The National Action Plan also offers an opportunity to set tougher standards for combating child labor. UNICEF describes the exploitation of almost 160 million underage workers around the world. This problem is especially acute in a few industries, like cocoa farming in West Africa, rug-making in South Asia and cobalt mining in Central Africa. Cobalt is an essential component in batteries that power electric cars, computers, and cell phones. A recent report from the U.S. Department of Labor estimates that there are roughly 25,000 children mining cobalt in the Democratic Republic of Congo (DRC). The U.S. National Action Plan should propose adding cobalt to existing labor-reporting requirements for so-called conflict minerals in the DRC. The U.S. government also should work with American auto and electronics firms to advance a multi-stakeholder effort now underway that will set standards and metrics relating to child labor and worker safety in cobalt mines in the DRC.
The Biden Administration also should expand its labor diplomacy, adding specialized labor officers in U.S. embassies in countries where serious labor rights violations are prevalent. In the Arabian Gulf, for example, more than 10 million migrant construction workers, mostly from South Asia, are subject to various forms of exploitation. Most of these workers pay their own recruitment costs, often the equivalent of a year’s wages. This can lead to debt bondage, especially when these fees are paid with loans that carry very high interest rates. In Qatar, where the government is building a massive addition to the Al Udeid airbase, used principally by the U.S. Air Force, our government should demand that contractors pay the costs of worker recruitment consistent with the Federal Acquisition Regulation.
These are ambitious but very practical commitments that would make a strong National Action Plan—if it is enforced—a meaningful tool to achieve responsible business conduct. But as every successful business knows, if these commitments are to be undertaken successfully, they will need to be accompanied by dedicated resources and rigorous timelines. In its interaction with the business community, the National Action Plan can help the Biden administration shape what the President means when he promises to build back better.

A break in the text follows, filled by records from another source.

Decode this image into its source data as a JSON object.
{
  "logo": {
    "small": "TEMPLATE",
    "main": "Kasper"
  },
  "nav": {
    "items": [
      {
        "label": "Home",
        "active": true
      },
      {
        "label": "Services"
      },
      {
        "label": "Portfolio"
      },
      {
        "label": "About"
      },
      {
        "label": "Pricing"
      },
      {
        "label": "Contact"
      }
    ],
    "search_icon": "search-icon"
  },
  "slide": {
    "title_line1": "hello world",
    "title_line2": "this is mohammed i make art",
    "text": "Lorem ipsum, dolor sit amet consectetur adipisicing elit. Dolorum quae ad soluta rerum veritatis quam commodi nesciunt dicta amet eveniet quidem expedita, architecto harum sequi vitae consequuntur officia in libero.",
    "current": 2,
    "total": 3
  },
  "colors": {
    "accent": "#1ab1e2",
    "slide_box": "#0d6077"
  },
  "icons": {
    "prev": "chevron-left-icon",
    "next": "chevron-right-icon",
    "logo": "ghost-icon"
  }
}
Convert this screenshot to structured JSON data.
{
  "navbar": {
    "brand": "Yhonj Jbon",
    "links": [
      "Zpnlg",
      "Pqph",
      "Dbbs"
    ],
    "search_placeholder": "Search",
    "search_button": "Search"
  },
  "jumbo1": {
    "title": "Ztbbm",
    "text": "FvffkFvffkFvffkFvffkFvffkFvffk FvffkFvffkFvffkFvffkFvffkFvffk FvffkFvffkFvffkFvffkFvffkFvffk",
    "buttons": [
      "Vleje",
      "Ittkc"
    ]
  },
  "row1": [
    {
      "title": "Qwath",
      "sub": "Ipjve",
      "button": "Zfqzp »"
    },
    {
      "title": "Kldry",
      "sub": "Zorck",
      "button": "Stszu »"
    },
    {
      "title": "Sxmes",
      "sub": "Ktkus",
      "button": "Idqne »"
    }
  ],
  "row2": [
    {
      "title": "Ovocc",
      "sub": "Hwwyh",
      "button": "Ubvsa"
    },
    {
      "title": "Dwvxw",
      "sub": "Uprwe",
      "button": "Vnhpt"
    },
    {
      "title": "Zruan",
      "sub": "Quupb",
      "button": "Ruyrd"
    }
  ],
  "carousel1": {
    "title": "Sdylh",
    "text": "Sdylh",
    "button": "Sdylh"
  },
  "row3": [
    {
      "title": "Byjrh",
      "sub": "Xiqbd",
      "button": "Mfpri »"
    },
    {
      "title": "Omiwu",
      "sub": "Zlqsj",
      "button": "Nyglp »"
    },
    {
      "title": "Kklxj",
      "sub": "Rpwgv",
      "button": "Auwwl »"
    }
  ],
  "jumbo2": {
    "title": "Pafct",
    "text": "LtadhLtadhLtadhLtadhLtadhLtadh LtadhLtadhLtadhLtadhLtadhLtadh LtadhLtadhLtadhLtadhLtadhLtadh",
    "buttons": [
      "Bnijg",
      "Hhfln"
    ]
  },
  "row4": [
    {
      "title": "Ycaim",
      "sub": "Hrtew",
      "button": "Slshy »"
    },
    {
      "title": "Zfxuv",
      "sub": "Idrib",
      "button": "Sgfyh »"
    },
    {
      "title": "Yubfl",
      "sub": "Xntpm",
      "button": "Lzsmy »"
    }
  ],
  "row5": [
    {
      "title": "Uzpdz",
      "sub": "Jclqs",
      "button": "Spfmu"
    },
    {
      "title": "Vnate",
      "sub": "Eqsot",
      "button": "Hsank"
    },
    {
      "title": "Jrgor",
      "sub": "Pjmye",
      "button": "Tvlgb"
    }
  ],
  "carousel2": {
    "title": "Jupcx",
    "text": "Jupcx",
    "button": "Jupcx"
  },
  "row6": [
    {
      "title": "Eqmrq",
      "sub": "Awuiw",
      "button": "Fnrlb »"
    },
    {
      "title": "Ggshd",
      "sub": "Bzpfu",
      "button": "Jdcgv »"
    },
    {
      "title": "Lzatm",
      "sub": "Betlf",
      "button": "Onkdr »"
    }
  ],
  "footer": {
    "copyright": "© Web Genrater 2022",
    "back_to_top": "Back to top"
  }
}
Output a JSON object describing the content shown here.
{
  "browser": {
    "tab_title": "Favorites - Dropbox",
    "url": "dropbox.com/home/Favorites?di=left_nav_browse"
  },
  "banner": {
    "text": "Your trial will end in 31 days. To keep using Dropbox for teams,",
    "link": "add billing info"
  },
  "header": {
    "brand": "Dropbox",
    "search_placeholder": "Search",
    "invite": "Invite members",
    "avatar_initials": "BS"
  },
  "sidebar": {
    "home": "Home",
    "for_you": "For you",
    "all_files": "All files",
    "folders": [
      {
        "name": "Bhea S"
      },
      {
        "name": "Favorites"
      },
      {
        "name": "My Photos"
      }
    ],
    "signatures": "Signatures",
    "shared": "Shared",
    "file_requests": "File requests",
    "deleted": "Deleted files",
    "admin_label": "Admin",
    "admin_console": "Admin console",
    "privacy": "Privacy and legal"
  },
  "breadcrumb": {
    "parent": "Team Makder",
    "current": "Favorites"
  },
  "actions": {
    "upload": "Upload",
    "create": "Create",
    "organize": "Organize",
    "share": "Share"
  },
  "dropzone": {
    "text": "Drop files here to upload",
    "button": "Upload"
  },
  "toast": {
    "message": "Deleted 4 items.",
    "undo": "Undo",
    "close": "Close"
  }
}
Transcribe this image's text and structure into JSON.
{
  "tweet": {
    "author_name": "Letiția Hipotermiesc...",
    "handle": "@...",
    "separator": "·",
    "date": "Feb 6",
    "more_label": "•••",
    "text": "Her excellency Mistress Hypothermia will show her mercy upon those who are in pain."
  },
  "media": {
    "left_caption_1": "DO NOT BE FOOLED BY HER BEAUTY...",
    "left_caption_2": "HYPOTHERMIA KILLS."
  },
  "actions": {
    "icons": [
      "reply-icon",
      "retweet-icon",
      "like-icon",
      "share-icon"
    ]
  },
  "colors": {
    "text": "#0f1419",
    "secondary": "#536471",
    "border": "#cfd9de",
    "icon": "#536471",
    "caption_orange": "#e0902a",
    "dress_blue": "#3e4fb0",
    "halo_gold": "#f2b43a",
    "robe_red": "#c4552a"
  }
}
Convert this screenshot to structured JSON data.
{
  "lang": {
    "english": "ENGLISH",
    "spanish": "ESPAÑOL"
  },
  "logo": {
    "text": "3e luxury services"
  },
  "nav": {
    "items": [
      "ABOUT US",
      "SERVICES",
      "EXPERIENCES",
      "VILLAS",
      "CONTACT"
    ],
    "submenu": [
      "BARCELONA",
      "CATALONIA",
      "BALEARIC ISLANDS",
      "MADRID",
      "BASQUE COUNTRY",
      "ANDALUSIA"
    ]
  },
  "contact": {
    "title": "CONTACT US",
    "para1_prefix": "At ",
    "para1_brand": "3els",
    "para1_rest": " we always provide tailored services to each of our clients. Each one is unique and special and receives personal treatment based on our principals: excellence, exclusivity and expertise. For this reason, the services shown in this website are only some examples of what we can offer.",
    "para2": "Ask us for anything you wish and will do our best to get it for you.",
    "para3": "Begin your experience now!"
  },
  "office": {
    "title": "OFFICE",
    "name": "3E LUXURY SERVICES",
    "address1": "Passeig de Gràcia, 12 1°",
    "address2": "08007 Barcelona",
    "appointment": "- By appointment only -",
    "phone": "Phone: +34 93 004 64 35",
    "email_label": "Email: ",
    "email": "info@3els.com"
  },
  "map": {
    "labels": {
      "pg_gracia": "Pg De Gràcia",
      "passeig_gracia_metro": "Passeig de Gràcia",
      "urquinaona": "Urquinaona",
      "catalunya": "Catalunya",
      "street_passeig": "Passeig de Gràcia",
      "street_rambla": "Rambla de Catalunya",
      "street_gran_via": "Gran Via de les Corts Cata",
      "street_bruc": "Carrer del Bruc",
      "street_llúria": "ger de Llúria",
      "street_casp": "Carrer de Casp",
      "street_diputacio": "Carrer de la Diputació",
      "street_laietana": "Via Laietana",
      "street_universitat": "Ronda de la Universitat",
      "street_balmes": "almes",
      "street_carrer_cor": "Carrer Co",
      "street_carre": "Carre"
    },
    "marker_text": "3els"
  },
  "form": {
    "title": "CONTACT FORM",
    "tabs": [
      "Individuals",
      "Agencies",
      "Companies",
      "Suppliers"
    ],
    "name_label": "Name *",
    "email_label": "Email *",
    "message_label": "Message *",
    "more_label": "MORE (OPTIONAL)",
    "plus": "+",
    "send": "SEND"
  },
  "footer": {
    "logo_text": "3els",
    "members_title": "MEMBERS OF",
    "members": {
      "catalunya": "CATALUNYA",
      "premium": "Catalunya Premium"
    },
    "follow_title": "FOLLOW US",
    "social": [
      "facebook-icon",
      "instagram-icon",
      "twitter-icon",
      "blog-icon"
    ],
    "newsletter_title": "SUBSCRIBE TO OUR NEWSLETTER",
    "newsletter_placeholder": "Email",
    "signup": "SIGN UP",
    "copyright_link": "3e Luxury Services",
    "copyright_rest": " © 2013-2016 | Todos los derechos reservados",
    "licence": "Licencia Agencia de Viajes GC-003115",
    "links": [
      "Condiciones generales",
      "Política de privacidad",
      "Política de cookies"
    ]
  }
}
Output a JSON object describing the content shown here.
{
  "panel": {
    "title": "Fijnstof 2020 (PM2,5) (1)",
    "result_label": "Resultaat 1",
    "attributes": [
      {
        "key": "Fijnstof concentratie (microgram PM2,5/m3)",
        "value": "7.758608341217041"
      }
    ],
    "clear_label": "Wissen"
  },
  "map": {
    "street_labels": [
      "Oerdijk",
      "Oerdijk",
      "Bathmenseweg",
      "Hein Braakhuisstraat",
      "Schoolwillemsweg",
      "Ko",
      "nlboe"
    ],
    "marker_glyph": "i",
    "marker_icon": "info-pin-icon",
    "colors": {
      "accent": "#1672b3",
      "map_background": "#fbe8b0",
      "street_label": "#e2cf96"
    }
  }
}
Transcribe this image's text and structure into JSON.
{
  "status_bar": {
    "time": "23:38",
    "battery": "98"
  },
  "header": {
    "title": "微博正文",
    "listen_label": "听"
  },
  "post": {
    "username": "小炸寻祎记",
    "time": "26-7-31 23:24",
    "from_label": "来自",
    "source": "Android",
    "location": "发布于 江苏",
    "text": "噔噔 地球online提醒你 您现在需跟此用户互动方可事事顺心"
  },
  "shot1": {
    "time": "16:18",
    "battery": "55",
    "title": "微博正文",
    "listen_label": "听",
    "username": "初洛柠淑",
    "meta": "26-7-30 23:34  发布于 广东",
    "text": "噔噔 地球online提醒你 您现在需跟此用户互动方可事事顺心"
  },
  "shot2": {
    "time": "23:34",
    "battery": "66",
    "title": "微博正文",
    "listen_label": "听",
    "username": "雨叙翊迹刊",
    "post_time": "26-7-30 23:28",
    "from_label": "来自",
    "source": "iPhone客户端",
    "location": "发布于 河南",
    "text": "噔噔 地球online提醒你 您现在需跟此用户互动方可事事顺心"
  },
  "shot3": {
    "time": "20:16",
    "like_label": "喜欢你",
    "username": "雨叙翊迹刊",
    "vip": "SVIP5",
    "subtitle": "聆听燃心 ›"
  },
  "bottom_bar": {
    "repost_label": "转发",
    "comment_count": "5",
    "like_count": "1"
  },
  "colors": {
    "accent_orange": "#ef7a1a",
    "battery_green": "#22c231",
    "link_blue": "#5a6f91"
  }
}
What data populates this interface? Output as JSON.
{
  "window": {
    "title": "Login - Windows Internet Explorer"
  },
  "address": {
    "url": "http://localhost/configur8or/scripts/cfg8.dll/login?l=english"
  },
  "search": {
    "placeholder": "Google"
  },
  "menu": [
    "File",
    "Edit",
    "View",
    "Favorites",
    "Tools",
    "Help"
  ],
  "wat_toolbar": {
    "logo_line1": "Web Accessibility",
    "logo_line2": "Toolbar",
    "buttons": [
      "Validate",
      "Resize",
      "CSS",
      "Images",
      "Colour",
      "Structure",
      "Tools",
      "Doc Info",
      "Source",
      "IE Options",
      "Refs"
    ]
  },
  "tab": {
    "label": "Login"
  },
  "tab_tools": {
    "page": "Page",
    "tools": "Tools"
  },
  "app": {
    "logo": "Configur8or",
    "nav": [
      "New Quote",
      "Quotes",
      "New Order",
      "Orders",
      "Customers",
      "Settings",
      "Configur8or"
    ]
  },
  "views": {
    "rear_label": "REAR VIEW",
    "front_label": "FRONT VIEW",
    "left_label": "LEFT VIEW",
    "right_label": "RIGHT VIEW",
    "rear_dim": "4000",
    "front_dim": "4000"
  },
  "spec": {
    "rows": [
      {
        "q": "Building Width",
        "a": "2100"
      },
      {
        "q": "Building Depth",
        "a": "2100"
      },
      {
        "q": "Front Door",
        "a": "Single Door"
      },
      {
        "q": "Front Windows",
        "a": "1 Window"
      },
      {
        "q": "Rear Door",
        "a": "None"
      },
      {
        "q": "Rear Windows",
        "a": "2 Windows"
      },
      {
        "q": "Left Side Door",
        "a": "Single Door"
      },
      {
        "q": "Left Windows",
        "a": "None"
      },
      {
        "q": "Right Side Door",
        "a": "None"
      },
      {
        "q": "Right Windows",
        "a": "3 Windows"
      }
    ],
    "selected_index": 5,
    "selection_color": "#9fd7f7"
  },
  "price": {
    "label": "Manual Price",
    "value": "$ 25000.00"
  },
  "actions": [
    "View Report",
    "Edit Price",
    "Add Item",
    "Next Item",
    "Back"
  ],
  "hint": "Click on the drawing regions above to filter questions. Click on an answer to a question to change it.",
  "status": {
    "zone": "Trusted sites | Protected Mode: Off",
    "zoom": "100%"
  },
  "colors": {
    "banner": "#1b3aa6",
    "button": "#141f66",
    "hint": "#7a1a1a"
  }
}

Michael Posner is the Jerome Kohlberg professor of ethics and finance at NYU Stern School of Business and director of the Center for Business and Human Rights. Follow him on Twitter @mikehposner.
Reprinted with permission from Forbes.
Lead image: Gage Skidmore / Flickr